Hideyoshi died in 1598 and his young son Toyotomi Hideyori was displaced by Tokugawa Ieyasu after the Battle of Sekigahara in October 1600, but his new feudal system was maintained after Ieyasu established the Tokugawa Shogunate in 1603. The han belonged to daimyō, the powerful samurai feudal lords, who governed them as personal property with autonomy as a vassal of the Tokugawa Shōgun. Unlike Western feudalism, the value of a Japanese feudal domain was now defined in terms of projected annual income rather than geographic size. Han were valued for taxation using the Kokudaka system which determined value based on output of rice in koku, a Japanese unit of volume considered enough rice to feed one person for one year. A daimyō was determined by the Tokugawa as a lord heading a han assessed at 10,000 koku or more, the output of their han contributed to their prestige. Early Japanologists such as Georges Appert and Edmond Papinot made a point of highlighting the annual koku yields which were allocated for the Shimazu clan at Satsuma Domain since the 12th century.

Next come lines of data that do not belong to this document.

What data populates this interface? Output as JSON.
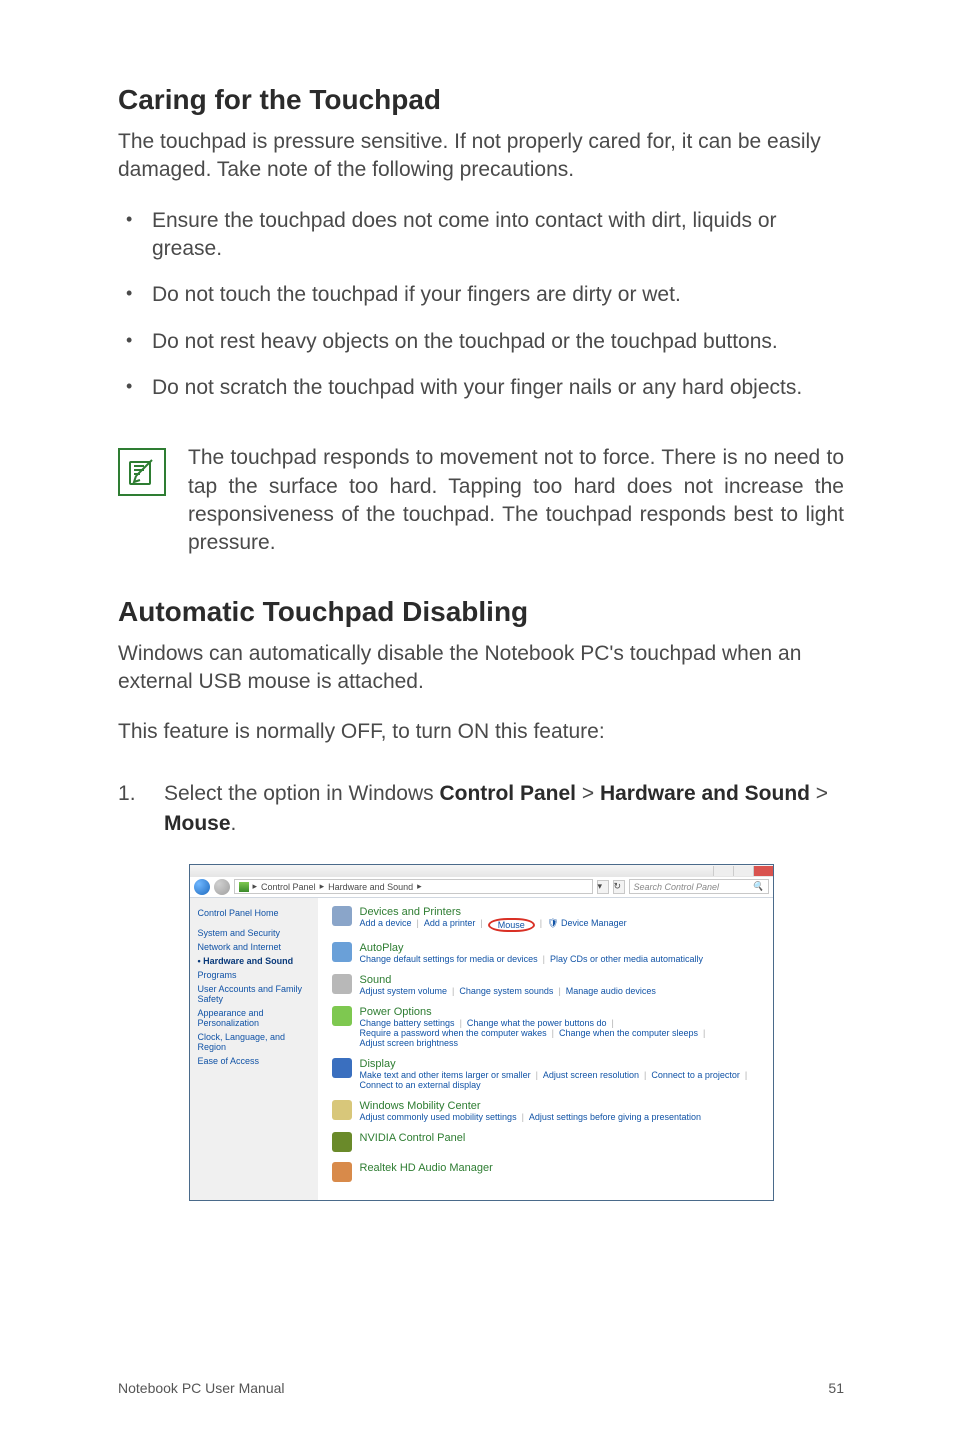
{
  "section1": {
    "title": "Caring for the Touchpad",
    "intro": "The touchpad is pressure sensitive. If not properly cared for, it can be easily damaged. Take note of the following precautions.",
    "bullets": [
      "Ensure the touchpad does not come into contact with dirt, liquids or grease.",
      "Do not touch the touchpad if your fingers are dirty or wet.",
      "Do not rest heavy objects on the touchpad or the touchpad buttons.",
      "Do not scratch the touchpad with your finger nails or any hard objects."
    ],
    "note": "The touchpad responds to movement not to force. There is no need to tap the surface too hard. Tapping too hard does not increase the responsiveness of the touchpad. The touchpad responds best to light pressure."
  },
  "section2": {
    "title": "Automatic Touchpad Disabling",
    "p1": "Windows can automatically disable the Notebook PC's touchpad when an external USB mouse is attached.",
    "p2": "This feature is normally OFF, to turn ON this feature:",
    "step1_pre": "Select the option in Windows ",
    "step1_b1": "Control Panel",
    "step1_gt1": " > ",
    "step1_b2": "Hardware and Sound",
    "step1_gt2": " > ",
    "step1_b3": "Mouse",
    "step1_post": "."
  },
  "cp": {
    "path_seg1": "Control Panel",
    "path_seg2": "Hardware and Sound",
    "search_placeholder": "Search Control Panel",
    "side": [
      "Control Panel Home",
      "System and Security",
      "Network and Internet",
      "Hardware and Sound",
      "Programs",
      "User Accounts and Family Safety",
      "Appearance and Personalization",
      "Clock, Language, and Region",
      "Ease of Access"
    ],
    "items": [
      {
        "title": "Devices and Printers",
        "links": [
          "Add a device",
          "Add a printer"
        ],
        "mouse": "Mouse",
        "trailing": "Device Manager",
        "iconColor": "#8aa5c9"
      },
      {
        "title": "AutoPlay",
        "links": [
          "Change default settings for media or devices",
          "Play CDs or other media automatically"
        ],
        "iconColor": "#6aa0d8"
      },
      {
        "title": "Sound",
        "links": [
          "Adjust system volume",
          "Change system sounds",
          "Manage audio devices"
        ],
        "iconColor": "#b8b8b8"
      },
      {
        "title": "Power Options",
        "links": [
          "Change battery settings",
          "Change what the power buttons do",
          "Require a password when the computer wakes",
          "Change when the computer sleeps",
          "Adjust screen brightness"
        ],
        "iconColor": "#7ec850"
      },
      {
        "title": "Display",
        "links": [
          "Make text and other items larger or smaller",
          "Adjust screen resolution",
          "Connect to a projector",
          "Connect to an external display"
        ],
        "iconColor": "#3a6fbf"
      },
      {
        "title": "Windows Mobility Center",
        "links": [
          "Adjust commonly used mobility settings",
          "Adjust settings before giving a presentation"
        ],
        "iconColor": "#d8c77a"
      },
      {
        "title": "NVIDIA Control Panel",
        "links": [],
        "iconColor": "#6a8a2a"
      },
      {
        "title": "Realtek HD Audio Manager",
        "links": [],
        "iconColor": "#d88a4a"
      }
    ]
  },
  "footer": {
    "left": "Notebook PC User Manual",
    "right": "51"
  }
}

The Shogunal han and the Imperial provinces served as complementary systems which worked in tandem for administration. When the Shōgun ordered the daimyōs to make a census of its people or to make maps, the work was organized along the borders of the provinces; as a result, a han could overlap multiple provinces which themselves contained sections of multiple han. In 1690, the richest han was the Kaga Domain, located in the provinces of Kaga, Etchū and Noto, with over 1 million koku. In 1868, the Tokugawa Shogunate was overthrown in the Meiji Restoration by a coalition of pro-Imperial samurai in reaction to the Bakumatsu. One of the main driving forces of the anti-Tokugawa movement was support for modernization and Westernization in Japan. From 1869 to 1871, the new Meiji government sought to abolish feudalism in Japan, the title of daimyō in the han system was altered to han-chiji or chihanji. In 1871 all of the domains were disbanded and replaced with a new Meiji system of prefectures which were directly subordinate to the national government in Tokyo.

However, in 1872, the Meiji government created the Ryūkyū Domain after Japan formally annexed the Ryukyu Kingdom, a vassal state of the Shimazu clan of Satsuma since 1609. The Ryūkyū Domain was governed as a han headed by the Ryukyuan monarchy until it was abolished and became Okinawa Prefecture in March 1879. List of Han Han school Shōen Fanzhen Demesne Nussbaum, Louis-Frédéric and Käthe Roth.. Japan encyclopedia. Cambridge: Harvard University Press. ISBN 978-0-674-01753-5. Early Modern Japan. Berkeley: University of California Press. ISBN 9780520080263.